▸ Your instructions:
List all lines of the data containing the word "November".
━━ The input ━━
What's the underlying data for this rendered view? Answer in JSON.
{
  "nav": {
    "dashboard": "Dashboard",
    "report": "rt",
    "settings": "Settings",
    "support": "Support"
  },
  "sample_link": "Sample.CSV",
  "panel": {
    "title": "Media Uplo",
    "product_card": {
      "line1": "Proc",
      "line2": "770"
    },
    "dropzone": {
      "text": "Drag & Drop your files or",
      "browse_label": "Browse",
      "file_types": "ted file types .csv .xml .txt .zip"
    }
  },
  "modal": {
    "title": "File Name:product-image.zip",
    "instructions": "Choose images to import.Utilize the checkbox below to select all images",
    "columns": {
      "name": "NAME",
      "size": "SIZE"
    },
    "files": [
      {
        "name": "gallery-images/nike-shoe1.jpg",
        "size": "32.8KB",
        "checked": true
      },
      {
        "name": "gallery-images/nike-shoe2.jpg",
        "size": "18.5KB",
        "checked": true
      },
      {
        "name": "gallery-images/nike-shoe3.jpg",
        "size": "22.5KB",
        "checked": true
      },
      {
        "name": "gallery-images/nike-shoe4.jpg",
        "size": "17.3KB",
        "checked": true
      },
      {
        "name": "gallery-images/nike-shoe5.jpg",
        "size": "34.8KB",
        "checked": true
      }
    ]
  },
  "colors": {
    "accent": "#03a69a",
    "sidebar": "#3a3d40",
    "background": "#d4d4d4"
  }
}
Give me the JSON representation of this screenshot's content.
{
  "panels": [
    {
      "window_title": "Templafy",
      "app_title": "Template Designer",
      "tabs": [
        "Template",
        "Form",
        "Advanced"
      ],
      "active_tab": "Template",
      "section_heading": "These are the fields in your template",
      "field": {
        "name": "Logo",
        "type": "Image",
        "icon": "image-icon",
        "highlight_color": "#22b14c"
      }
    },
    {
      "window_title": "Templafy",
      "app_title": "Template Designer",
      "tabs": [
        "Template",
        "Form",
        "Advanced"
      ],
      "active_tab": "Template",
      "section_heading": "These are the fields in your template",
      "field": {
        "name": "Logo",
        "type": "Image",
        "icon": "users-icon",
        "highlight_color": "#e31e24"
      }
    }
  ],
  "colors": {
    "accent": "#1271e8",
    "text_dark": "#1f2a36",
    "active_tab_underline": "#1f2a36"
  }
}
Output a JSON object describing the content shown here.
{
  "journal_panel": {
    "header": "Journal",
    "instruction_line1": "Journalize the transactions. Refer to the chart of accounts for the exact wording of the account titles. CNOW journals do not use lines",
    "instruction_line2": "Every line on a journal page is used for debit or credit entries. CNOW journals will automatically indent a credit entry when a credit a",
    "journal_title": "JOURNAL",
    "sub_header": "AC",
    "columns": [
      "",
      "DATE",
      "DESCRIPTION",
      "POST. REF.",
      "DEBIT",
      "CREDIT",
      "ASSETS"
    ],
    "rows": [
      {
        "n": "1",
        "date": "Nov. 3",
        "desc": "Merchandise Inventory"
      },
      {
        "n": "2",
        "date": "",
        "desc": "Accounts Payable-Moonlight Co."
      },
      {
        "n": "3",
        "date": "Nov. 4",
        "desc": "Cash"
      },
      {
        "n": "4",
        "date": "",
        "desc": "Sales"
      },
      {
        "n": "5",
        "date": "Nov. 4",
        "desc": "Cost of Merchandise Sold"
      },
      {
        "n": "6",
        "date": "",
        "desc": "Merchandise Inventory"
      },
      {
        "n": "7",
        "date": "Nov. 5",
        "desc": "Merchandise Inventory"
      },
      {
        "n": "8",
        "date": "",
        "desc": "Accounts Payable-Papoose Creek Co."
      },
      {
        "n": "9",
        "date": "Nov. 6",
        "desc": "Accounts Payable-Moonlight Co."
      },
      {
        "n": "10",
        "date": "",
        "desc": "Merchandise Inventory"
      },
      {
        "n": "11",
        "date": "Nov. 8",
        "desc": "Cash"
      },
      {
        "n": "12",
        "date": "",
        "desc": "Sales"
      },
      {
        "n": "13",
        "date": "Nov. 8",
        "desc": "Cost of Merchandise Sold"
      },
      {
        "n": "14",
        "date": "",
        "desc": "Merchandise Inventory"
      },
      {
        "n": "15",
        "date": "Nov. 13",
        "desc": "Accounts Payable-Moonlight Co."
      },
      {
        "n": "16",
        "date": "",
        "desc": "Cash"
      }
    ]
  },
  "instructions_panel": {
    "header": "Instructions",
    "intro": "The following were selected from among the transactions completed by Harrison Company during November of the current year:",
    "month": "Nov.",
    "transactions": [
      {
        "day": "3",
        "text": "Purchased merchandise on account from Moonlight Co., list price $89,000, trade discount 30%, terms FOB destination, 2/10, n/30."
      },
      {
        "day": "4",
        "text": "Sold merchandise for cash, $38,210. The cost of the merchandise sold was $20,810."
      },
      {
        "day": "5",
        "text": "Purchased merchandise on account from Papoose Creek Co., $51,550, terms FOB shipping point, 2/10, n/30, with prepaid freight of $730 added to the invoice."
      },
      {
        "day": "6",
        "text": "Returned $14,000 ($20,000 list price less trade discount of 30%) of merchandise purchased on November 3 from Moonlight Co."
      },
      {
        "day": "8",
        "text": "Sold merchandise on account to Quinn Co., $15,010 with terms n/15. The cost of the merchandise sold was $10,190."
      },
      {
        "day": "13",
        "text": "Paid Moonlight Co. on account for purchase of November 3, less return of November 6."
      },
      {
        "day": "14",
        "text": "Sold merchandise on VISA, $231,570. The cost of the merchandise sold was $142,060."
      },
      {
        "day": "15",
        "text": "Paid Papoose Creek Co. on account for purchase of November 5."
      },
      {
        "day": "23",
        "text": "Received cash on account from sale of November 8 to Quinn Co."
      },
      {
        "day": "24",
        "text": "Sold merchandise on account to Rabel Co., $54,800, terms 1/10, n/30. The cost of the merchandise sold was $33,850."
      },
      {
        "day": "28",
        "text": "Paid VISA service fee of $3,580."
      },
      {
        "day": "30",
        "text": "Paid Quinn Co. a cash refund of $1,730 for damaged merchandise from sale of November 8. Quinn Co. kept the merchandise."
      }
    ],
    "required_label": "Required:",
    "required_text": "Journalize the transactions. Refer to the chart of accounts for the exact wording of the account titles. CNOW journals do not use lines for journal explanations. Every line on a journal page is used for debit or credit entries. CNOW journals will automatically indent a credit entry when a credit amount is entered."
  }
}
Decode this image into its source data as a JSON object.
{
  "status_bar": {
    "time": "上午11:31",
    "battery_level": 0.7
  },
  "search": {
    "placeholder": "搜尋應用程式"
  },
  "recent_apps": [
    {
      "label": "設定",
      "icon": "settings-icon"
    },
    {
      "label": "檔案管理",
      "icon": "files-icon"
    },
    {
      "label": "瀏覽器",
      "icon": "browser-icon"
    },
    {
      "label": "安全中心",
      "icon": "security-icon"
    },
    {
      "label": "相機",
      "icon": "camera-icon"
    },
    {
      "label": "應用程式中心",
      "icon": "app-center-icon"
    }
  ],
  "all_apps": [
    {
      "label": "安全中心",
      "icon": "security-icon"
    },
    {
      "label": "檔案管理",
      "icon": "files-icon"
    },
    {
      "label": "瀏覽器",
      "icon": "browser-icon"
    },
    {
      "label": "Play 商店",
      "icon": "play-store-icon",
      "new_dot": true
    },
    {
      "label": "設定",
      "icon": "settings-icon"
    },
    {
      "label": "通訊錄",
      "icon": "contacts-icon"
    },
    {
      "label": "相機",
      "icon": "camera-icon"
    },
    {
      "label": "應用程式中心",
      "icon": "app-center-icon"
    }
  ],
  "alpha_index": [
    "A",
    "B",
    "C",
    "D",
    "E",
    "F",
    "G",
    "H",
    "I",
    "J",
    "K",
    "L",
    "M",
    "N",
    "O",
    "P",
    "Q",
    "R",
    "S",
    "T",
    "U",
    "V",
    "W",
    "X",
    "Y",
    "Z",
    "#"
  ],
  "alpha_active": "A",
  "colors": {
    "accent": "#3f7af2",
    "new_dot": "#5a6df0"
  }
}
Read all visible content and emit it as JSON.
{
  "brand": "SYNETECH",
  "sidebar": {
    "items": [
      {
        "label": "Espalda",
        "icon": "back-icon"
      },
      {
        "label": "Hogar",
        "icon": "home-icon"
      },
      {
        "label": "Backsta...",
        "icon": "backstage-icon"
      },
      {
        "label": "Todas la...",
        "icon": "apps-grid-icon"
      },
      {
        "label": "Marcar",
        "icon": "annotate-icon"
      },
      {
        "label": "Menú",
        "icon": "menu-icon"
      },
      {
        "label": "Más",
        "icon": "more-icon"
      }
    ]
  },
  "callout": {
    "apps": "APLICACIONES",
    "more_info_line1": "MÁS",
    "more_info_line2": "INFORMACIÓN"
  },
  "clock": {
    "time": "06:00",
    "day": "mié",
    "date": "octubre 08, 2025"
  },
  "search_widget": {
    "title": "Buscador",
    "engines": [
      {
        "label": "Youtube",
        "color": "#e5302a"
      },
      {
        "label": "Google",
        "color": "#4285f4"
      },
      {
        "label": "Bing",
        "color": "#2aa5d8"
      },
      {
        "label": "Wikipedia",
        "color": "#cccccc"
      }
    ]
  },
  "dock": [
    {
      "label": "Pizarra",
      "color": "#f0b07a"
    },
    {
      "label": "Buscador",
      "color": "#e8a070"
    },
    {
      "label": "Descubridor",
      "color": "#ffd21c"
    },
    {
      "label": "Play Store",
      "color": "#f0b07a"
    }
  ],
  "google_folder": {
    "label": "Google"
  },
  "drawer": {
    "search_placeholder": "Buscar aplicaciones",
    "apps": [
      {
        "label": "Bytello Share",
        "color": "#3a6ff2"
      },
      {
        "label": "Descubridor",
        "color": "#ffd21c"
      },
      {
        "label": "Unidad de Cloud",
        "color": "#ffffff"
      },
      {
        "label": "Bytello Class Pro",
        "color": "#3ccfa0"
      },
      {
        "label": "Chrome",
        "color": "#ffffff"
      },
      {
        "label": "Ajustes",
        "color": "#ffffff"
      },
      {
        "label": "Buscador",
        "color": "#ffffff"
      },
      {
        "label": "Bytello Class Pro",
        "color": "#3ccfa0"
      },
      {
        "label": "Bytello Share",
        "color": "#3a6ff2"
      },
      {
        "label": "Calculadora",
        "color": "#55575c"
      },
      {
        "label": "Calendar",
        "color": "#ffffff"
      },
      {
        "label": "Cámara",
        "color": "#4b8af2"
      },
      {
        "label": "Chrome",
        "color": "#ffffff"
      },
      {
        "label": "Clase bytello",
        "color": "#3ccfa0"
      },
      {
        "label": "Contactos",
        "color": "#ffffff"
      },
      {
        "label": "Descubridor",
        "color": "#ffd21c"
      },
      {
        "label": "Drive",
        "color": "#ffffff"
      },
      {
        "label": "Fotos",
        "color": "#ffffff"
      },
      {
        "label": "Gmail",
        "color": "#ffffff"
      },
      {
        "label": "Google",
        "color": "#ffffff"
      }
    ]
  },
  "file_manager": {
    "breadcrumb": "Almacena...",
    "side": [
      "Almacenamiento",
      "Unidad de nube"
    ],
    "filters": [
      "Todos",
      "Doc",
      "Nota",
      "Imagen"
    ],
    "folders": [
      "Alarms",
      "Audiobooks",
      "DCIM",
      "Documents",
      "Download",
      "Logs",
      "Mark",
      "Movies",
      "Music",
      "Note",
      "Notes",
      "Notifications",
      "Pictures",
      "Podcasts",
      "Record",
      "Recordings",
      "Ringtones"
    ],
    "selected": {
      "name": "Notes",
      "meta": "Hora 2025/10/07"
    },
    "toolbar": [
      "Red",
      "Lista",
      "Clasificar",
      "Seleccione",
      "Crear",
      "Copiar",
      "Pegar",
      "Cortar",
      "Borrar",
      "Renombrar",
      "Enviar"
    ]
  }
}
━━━
▸ Result of this exercise:
    "intro": "The following were selected from among the transactions completed by Harrison Company during November of the current year:",
        "text": "Returned $14,000 ($20,000 list price less trade discount of 30%) of merchandise purchased on November 3 from Moonlight Co."
        "text": "Paid Moonlight Co. on account for purchase of November 3, less return of November 6."
        "text": "Paid Papoose Creek Co. on account for purchase of November 5."
        "text": "Received cash on account from sale of November 8 to Quinn Co."
        "text": "Paid Quinn Co. a cash refund of $1,730 for damaged merchandise from sale of November 8. Quinn Co. kept the merchandise."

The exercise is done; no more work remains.